In 1823, coal began to be coked in Burgk and, from 1828, the first gas was produced. As a result, Burgk, became the first village in the world to have public gas lighting. In 1842, the first Saxon smelting furnace entered service. It was located in the area of Burgk iron works. In order to extract the large quantities of water from the pits, water management structures had to be built, such as the Tiefe-Weißeritz-Stolln (1800–1838) and the Tiefe Elbstolln (1817–1836).
On 2 August 1869, there was a firedamp explosion in the pits of Segen-Gottes-Schaft and Neuhoffnungschacht in the Burgk coal mines, in which 276 miners died. This disaster is recalled by a recalled a monument at the Segen-Gottes-Schaft near the Windberg.
On 1 October 1921 the villages of Deuben, Döhlen and Potschappel merged to form the town of Freital. The first discussions about such a merger had taken place at the end of the 19th century. Because no name for the new town had been accepted, there was a competition for the best name. Suggestions included "Deupodö-Stadt" (by Deuben, Potschappel and Döhlen), or "Dreistadt". In the end, a proposal by town councillor Herman Henker to call the new town "Freital" ("free valley") was accepted.
In 1924, Freital, which had hitherto come under the district (Amtshauptmannschaft) of Dresden-Altstadt, was made an independent town within the Kreishauptmannstadt of Dresden.
Since imperial times, the town developed, in the Weimar period, into a hotbed of social democracy. In the Weimar Republic, Freital was the only town in Saxony with a socialist mayor, because the Communists were not as strongly represented as in the rest of Saxony . The first mayor of Freital was Dr. Carl Wedderkopf. His term of office ran from 1921 until 1927. He was followed by Gustav Klimpel, also a Social Democrat, who held this office until 1933. Almost one in ten townsfolk are members of the SPD, which ran a large number of clubs and leisure activities and turned Freital into a "welfare island". From 1933 to 1945, there were numerous pockets of resistance in Freital and the surrounding area. By the end of the Nazi era, almost 3000 people were in the SPD, but after the forced merger of the SPD and KPD into the SED, the new party achieved a clear majority in the first elections. SED rule, however, virtually erased memories of those early beginnings. In 1990, the SPD only won 10% of the votes. Neither is there anything left of the leisure scene shaped by those socialist works clubs.Oskar Böhme, 1870–1938, German composer and trumpeter.
Cornelius Schnauber, born in 1938, German scholar, historian, playwright, biographer and educator
Uwe Bewersdorf, born in 1958, former German pair skater

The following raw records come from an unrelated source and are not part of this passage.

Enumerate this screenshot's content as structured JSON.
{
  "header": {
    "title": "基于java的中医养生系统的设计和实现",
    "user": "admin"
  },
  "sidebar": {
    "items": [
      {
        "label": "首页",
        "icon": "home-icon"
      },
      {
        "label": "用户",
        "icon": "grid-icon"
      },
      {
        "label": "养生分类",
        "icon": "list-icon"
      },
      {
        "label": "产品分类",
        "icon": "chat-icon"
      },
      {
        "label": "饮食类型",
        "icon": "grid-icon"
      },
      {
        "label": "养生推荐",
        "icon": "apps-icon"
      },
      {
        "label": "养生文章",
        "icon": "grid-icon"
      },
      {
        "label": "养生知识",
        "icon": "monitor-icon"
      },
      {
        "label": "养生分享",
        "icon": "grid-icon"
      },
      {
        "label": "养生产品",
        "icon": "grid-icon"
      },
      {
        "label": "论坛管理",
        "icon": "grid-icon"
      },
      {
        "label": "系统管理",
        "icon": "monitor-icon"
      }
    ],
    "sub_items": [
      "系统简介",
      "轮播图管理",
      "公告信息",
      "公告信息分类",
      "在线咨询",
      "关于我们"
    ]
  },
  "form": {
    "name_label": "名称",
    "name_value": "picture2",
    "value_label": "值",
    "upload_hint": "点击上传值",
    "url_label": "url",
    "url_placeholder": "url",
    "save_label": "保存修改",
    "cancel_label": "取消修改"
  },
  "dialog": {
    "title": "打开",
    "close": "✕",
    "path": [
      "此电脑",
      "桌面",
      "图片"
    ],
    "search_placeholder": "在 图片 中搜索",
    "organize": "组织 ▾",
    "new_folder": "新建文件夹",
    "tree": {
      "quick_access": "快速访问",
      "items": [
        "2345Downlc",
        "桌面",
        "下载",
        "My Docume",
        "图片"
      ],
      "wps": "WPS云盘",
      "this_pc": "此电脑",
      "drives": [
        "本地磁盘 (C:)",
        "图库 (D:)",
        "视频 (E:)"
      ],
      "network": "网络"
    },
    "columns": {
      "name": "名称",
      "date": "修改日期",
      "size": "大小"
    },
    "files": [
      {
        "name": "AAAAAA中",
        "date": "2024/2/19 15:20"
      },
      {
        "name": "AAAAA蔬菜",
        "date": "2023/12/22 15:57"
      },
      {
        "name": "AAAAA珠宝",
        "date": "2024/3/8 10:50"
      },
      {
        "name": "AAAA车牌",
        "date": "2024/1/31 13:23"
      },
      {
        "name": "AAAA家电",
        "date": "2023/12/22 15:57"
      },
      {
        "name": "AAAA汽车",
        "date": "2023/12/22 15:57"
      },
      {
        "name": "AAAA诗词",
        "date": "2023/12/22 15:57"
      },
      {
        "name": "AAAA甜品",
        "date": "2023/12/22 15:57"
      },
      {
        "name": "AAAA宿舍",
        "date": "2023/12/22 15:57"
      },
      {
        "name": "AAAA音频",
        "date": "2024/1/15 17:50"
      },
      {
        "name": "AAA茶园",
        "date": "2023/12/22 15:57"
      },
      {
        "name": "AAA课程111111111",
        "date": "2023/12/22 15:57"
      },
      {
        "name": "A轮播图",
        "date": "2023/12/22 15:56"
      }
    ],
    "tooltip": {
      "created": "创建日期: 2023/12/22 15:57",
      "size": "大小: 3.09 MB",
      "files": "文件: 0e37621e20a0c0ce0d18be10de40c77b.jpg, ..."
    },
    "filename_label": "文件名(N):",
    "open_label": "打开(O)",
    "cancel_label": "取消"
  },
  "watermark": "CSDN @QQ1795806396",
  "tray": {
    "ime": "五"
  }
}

Jens Kruppa, born in 1976, German breaststroke swimmer
Kerstin Tzscherlich, born in 1978, German female volleyball player
Tom Starke, born in 1981, German football goalkeeper
Felix Michel, born in 1984, German slalom canoer
Wilhelmine Reichard, 1788–1848, first German female balloonist
Heinrich Zille, 1858–1929, German illustrator and photographer, lived 1865 in Potschappel
Freital is twinned with: Baden-Baden, Germany